The U.S. Forest Service is hurtling along with a $300,000 plan to build four day-use areas on the banks of the East Verde River along Houston Mesa Road.
Soon after the 700-acre Water Wheel Fire terrified residents in nearby subdivisions, the Payson Ranger District of the Tonto National Forest shut most of the area along the river to camping and applied for money to put in day-use parking areas and toilets to protect the fragile area.
Crews will start work at the end of
October to create paved parking areas at four sites along Houston Mesa Road — First Crossing, Water Wheel, Second Crossing and Third Crossing. The Forest Service will pay for the parking lot work with about $196,000 from the national Legacy Roads and Trails Fund, thanks to a grant the quick-witted rangers in the Payson office applied for after the fire.
The local office also got a roughly $100,000 grant to build four concrete vault toilets, which look like regular concrete block bathrooms — but which must be pumped out periodically.
The Payson Ranger District will use another $20,000 or so in local recreation funds to put in signs and picnic tables.
“Basically, we’re trying to have the whole thing open for business in the spring,” said assistant district ranger Larry Vogel.
Vogel said the district hasn’t yet decided exactly how to manage the newly developed areas, which have long been popular, unregulated camping and picnicking areas.

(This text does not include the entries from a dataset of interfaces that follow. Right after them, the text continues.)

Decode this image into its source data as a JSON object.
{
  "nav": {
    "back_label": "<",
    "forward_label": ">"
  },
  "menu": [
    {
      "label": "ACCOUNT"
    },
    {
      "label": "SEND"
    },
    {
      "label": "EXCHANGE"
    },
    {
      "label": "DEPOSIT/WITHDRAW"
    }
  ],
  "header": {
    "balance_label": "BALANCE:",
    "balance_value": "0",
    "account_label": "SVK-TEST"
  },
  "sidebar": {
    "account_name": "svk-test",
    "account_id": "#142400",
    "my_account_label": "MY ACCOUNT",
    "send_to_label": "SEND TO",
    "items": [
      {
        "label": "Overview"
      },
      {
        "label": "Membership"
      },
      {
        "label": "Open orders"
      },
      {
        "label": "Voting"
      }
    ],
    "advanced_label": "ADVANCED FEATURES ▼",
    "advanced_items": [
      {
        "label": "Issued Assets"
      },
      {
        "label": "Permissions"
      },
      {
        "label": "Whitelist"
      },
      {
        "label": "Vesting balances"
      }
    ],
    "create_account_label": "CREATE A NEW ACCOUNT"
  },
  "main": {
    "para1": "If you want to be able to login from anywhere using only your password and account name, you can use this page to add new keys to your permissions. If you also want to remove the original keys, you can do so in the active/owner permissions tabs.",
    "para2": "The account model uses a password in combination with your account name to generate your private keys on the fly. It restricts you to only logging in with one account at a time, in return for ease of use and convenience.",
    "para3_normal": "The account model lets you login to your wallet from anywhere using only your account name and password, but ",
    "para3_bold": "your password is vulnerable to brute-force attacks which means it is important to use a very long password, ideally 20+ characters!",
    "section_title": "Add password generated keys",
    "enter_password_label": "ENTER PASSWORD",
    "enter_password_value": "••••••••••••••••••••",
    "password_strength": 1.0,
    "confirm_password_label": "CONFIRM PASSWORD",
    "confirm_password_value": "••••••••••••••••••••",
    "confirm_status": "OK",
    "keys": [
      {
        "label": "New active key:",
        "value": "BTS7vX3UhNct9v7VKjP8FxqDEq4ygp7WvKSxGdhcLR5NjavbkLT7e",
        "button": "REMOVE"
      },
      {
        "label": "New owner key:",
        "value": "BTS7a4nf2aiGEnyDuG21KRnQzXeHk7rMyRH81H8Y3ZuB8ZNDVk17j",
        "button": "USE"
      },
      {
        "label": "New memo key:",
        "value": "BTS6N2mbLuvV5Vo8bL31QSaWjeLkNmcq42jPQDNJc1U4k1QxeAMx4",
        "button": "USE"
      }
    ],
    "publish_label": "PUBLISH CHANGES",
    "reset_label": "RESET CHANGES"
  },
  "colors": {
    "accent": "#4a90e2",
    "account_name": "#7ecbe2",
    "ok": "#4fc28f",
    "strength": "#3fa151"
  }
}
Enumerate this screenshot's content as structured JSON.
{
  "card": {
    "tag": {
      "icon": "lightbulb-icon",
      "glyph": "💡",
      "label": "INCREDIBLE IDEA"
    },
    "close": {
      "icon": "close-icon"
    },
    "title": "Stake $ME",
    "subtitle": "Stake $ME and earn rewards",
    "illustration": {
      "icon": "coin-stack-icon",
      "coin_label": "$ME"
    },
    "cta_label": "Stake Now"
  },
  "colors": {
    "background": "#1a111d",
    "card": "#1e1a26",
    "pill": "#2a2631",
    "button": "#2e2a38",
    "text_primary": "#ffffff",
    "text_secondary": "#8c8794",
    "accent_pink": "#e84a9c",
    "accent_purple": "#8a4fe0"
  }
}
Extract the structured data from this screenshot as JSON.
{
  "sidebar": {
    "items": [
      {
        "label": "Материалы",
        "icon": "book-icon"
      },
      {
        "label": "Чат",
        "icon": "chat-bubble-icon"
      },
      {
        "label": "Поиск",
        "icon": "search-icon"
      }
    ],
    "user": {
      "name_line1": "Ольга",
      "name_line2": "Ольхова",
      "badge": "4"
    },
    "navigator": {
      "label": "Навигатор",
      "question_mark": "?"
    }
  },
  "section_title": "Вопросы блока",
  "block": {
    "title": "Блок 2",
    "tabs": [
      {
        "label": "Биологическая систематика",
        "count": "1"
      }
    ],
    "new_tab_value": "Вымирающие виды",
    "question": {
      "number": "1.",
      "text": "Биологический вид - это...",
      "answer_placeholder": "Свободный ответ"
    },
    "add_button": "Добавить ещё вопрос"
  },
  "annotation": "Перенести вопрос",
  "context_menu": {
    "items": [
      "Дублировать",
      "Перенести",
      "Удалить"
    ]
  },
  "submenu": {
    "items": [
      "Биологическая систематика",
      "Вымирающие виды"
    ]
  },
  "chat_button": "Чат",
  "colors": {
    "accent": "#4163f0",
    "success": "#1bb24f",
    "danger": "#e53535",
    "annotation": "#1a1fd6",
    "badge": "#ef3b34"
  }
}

The Forest Service will probably charge a day-use fee to use the parking lots and other facilities, but hasn’t yet figured out how much to charge or whether to offer some sort of an annual pass to residents — as the Forest Service does in Sedona. Vogel said he didn’t know whether the ban on camping will remain in place, but said the extensive closures encompassing the burn areas will likely be lifted by the spring.
Residents in nearby communities like Whispering Pines and Beaver Valley have long worried about the many untended campfires left behind and by the constant threat of sewage contamination of the stream from the wastes of campers, who have no access to toilets along miles of river.
The Water Wheel Fire started just across the road from the unregulated Water Wheel campground and spread rapidly, forcing the evacuation of Beaver Valley and Whispering Pines. Firefighters later said only sudden shifts in the wind saved both of those communities nities from devastation.
That fire has inflicted serious damage on the watershed, causing mudflows and siltation into the East Verde River, one of the region’s prime recreational attractions.
Paul Ruettgers, who lives near the East Verde River, said silt has buried once-clear pools along miles of river.
“A lot of it is just featureless now,” said Ruettgers. “Silt and mud have filled the plunge pools. It’s just a mess all the way from First Crossing to East Verde Estates.”
He blamed the Forest Service for not doing more to prevent mud from flowing off the denuded slopes of Diamond Point seared by the Water Wheel Fire.
“If they’d at least have attempted to do something, the river might have had a chance,” concluded Ruettgers.
“I used to take my dogs to swim in pools 10 feet deep, but they’re all sedimented out. I walk that creek constantly. I am the eyes and ears of that streambed and it’s crying out for help.”
Vogel said the Forest Service put into place “straw logs” to slow runoff from the hillsides, but only the return of vegetation on the slopes could protect the creek.
“I know there’s a lot of sediment going into the stream right now, I’ve seen it. But what the full effects are is a judgment I can’t make right now.”
The Forest Service moved quickly to establish the day-use areas, bar uncontrolled camping and get the $300,000 in grants following the near disaster of the Water Wheel Fire.
“The biggest issue was watershed quality — not to control use, but to keep the poop off the ground and the sediment out of the stream from the parking areas,” said Vogel.
He disputed complaints that the Forest Service doesn’t move fast enough to protect areas like the East Verde.
“We turn a lot of things over as fast as we get information. We’re often the scapegoat for what’s taking so long. I pretty much resent that we’re always implicated as the ones dragging our feet.”
Interestingly enough, Payson officials who have been prodding the Forest Service to move quickly to approve a path for the Blue Ridge pipeline along Houston Mesa Road have privately expressed concerns about whether the Forest Service is moving too fast on the recreational parking lot areas.
A consulting firm is nearing completion of an environmental impact statement on the pipeline. That study will ultimately determine the precise route of the pipeline, which will run from Washington Park to the plateau near the Shoofly Ruins along Houston Mesa Road.
One route would put the pipeline right at the edge of the road for most of that journey. An alternative route would in several places take the pipeline up away from the creek and the vulnerable river crossings.
Payson officials have expressed concern that the newly paved parking lots might lie in the path of the pipeline, forcing Payson to tear up portions of the parking lots and rebuild them to accommodate the pipeline in several years.
However, Vogel said that as far as he knows, the parking lots and day-use areas won’t interfere with the pipeline route.
“As far as I know, that’s not an issue,” he said. “This project’s ready to go.”